High genetic diversity in an invasive freshwater fish species, Carassius gibelio, suggests establishment success at the frontier between native and invasive ranges


ZOOLOGISCHER ANZEIGER, vol.283, pp.192-200, 2019 (Journal Indexed in SCI) identifier identifier

  • Publication Type: Article / Article
  • Volume: 283
  • Publication Date: 2019
  • Doi Number: 10.1016/j.jcz.2019.10.002
  • Title of Journal : ZOOLOGISCHER ANZEIGER
  • Page Numbers: pp.192-200

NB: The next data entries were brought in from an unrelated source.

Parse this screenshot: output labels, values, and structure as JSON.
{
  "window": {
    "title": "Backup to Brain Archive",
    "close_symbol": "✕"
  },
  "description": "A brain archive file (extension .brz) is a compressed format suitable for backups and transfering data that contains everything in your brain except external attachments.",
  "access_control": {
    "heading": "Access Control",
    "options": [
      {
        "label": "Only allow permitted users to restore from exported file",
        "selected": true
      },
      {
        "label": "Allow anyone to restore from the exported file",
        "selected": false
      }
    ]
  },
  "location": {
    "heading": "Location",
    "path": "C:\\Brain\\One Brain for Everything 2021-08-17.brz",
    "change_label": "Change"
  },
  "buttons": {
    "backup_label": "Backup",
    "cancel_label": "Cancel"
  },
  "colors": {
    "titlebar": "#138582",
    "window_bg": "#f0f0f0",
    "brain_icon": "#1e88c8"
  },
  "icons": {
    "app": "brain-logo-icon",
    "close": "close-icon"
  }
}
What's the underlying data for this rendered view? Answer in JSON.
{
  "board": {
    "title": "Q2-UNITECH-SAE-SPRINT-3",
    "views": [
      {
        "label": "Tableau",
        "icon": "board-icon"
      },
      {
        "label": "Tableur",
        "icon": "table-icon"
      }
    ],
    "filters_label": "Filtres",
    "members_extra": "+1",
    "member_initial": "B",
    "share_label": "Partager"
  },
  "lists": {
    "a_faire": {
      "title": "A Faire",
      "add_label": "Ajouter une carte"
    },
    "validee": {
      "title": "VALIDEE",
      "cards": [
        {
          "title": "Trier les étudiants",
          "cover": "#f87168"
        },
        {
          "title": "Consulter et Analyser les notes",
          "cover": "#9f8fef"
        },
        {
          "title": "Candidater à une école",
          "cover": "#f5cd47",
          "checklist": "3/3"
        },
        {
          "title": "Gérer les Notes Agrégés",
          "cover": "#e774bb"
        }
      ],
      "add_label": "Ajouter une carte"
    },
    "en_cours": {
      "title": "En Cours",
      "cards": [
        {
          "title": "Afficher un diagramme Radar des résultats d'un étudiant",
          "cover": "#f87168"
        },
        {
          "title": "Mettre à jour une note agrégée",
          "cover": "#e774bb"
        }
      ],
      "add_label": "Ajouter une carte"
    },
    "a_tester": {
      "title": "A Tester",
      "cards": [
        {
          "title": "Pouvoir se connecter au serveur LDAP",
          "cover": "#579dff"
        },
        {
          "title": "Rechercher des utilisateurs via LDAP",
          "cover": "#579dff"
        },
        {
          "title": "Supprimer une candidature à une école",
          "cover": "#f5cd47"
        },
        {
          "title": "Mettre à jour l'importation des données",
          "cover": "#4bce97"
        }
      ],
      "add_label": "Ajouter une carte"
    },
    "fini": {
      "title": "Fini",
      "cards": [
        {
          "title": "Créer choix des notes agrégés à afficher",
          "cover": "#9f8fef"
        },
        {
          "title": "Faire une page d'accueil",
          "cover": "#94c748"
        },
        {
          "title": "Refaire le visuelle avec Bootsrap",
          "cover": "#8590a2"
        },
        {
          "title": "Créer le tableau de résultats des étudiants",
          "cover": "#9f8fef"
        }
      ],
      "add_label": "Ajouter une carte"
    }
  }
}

Non-native freshwater fish introductions can have direct and indirect negative effects on native flora and fauna, ecosystems, and national economies. Although invasions are paradoxical from an evolutionary standpoint, population genetics could be useful to understand invasion scenarios of non-native species. One of the most common introduced fish in Europe and Turkey is the gibel carp Carassius gibelio, which was first introduced from East Asia in the 17th century. To find out the origin and distribution pattern and characterise the genetic variation of gibel carp in Turkey, the aim of this study was to identify haplotype the species' diversity and distribution in the country. Three mitochondrial (COI, Cyt-b and D-loop) and one nuclear (ITS1) DNA markers were used in 20 populations sampled from 18 different geographic locations, resulting in eight newly-identified haplotypes. The present results: (i) suggest high genetic diversity across regions at both the mitochondrial (29 haplotypes, h = 0.9058, pi = 0.0152) and nuclear (3 haplotypes, h = 0.6365, pi = 0.0094) level; (ii) confirm previous findings that this species may have entered Turkey directly either from its native or through its invasive range; (iii) suggest that, given the distribution of the identified haplotypes by geographic location, the majority of individuals not only originated from the northern (European) part of Turkey but also from the southern (Mediterranean) part of the country. Understanding the genetic characterisation of gibel carp can contribute to more efficient management actions for this species, including prevention of (multiple) introductions and eradication/control of those populations with relatively low genetic diversity. (C) 2019 Elsevier GmbH. All rights reserved.